In a shocking incident, a Delhi man allegedly murdered his wife in sleep as she had failed to bear a child in their 14 years of marriage. According to a Times of India report, the accused identified as Vijender Kumar allegedly smothered his 34-year-old wife after a heated argument. Sunita, the victim, had complained to her parents that Kumar used to torture her repeatedly over the issue. According to the report, DCP (southeast) Chinmoy Biswal was said that a case of murder and destruction of evidence has been filed against Kumar.
The crime took place on Friday night and was discovered by Kumar’s alert neighbours on Saturday when the accused was taking Sunita’s body to a local crematorium for hurried last rites. When confronted, Kumar reportedly told his neighbours that Sunita died of heart attack. He also said that the body must be cremated quickly as it had started decomposing. The neighbours were not convinced and some of them reported the matter to the police.
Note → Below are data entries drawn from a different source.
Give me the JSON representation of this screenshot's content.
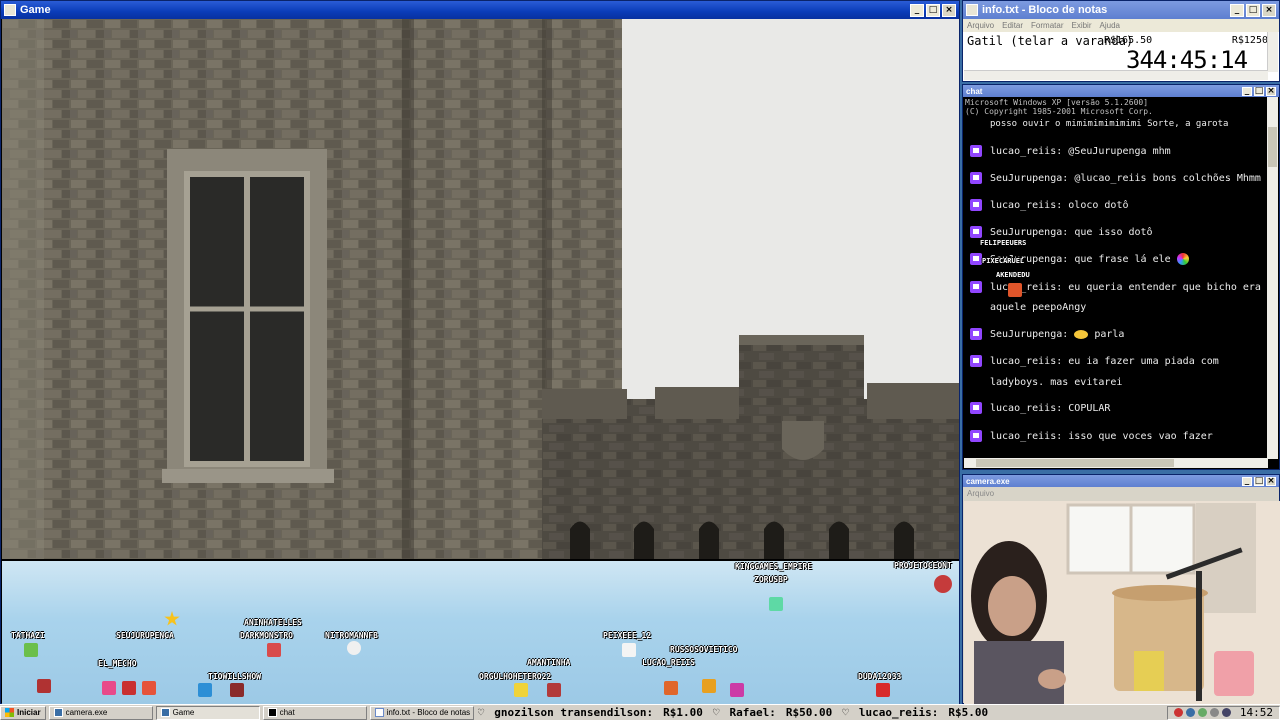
{
  "game": {
    "title": "Game",
    "players": [
      {
        "name": "TATHAZI"
      },
      {
        "name": "SEUJURUPENGA"
      },
      {
        "name": "ANINHATELLES"
      },
      {
        "name": "DARKMONSTRO"
      },
      {
        "name": "NITROMANNFB"
      },
      {
        "name": "EL_MECHO"
      },
      {
        "name": "TIOWILLSHOW"
      },
      {
        "name": "KINGGAMES_EMPIRE"
      },
      {
        "name": "ZORUSBP"
      },
      {
        "name": "PROJETOCEONT"
      },
      {
        "name": "PEIXEEE_12"
      },
      {
        "name": "RUSSOSOVIETICO"
      },
      {
        "name": "AMANTINHA"
      },
      {
        "name": "LUCAO_REIIS"
      },
      {
        "name": "ORGULHOHETERO22"
      },
      {
        "name": "DUDA12033"
      }
    ]
  },
  "notepad": {
    "title": "info.txt - Bloco de notas",
    "menu": [
      "Arquivo",
      "Editar",
      "Formatar",
      "Exibir",
      "Ajuda"
    ],
    "item": "Gatil (telar a varanda)",
    "current": "R$165.50",
    "goal": "R$1250",
    "timer": "344:45:14"
  },
  "chat": {
    "title": "chat",
    "header1": "Microsoft Windows XP [versão 5.1.2600]",
    "header2": "(C) Copyright 1985-2001 Microsoft Corp.",
    "partial": "posso ouvir o mimimimimimimi  Sorte, a garota",
    "messages": [
      {
        "user": "lucao_reiis:",
        "text": "@SeuJurupenga mhm"
      },
      {
        "user": "SeuJurupenga:",
        "text": "@lucao_reiis bons colchões Mhmm"
      },
      {
        "user": "lucao_reiis:",
        "text": "oloco dotô"
      },
      {
        "user": "SeuJurupenga:",
        "text": "que isso dotô"
      },
      {
        "user": "SeuJurupenga:",
        "text": "que frase lá ele"
      },
      {
        "user": "lucao_reiis:",
        "text": "eu queria entender que bicho era",
        "cont": "aquele peepoAngy"
      },
      {
        "user": "SeuJurupenga:",
        "text": "parla"
      },
      {
        "user": "lucao_reiis:",
        "text": "eu ia fazer uma piada com",
        "cont": "ladyboys. mas evitarei"
      },
      {
        "user": "lucao_reiis:",
        "text": "COPULAR"
      },
      {
        "user": "lucao_reiis:",
        "text": "isso que voces vao fazer"
      }
    ],
    "overlay_names": [
      "FELIPEEUERS",
      "PIXECARUEL",
      "AKENDEDU"
    ]
  },
  "camera": {
    "title": "camera.exe",
    "subtitle": "Arquivo"
  },
  "taskbar": {
    "start": "Iniciar",
    "tasks": [
      "camera.exe",
      "Game",
      "chat",
      "info.txt - Bloco de notas"
    ],
    "ticker": [
      {
        "user": "gnozilson transendilson:",
        "amount": "R$1.00"
      },
      {
        "user": "Rafael:",
        "amount": "R$50.00"
      },
      {
        "user": "lucao_reiis:",
        "amount": "R$5.00"
      }
    ],
    "clock": "14:52"
  },
  "colors": {
    "twitch": "#9146ff",
    "titlebar": "#0a3cb8",
    "desktop": "#3a6ea5"
  }
}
Later on Saturday, a team of Kalindi Kunj Police Station took away the body and sent it to for autopsy, which revealed the exact cause of the woman’s death. When confronted, Kumar remained adamant over the ‘heart attack lie.’ However, doctors concluded that Sunita was smothered and didn’t die of heart attack. The TOI report also quoted a neighbour who said that the couple got married in 2003. But soon, things turned sour over the child issue. Later, Kumar married another woman and was forcing his first wife for a divorce. “We didn’t protest then fearing the stigma of society. We thought it was a mere marital discord," the neighbour was quoted as saying by TOI. After intense interrogation, the Bihar native admitted that he had a fight with his wife after which he strangulated her in sleep.
According to the latest National Crime Records Bureau data, Delhi remains most unsafe among 19 major cities, accounting for nearly 40 per cent of rapes , 33 per cent of crimes against women and the highest crime rate in 2016. A total of 236,476 cases were registered in 2018, with an increase in the number of murders (3.25 per cent) and thefts (7.7 per cent), particularly of vehicles (12.98 per cent), even as street crimes such as robberies and snatching came down from the previous year.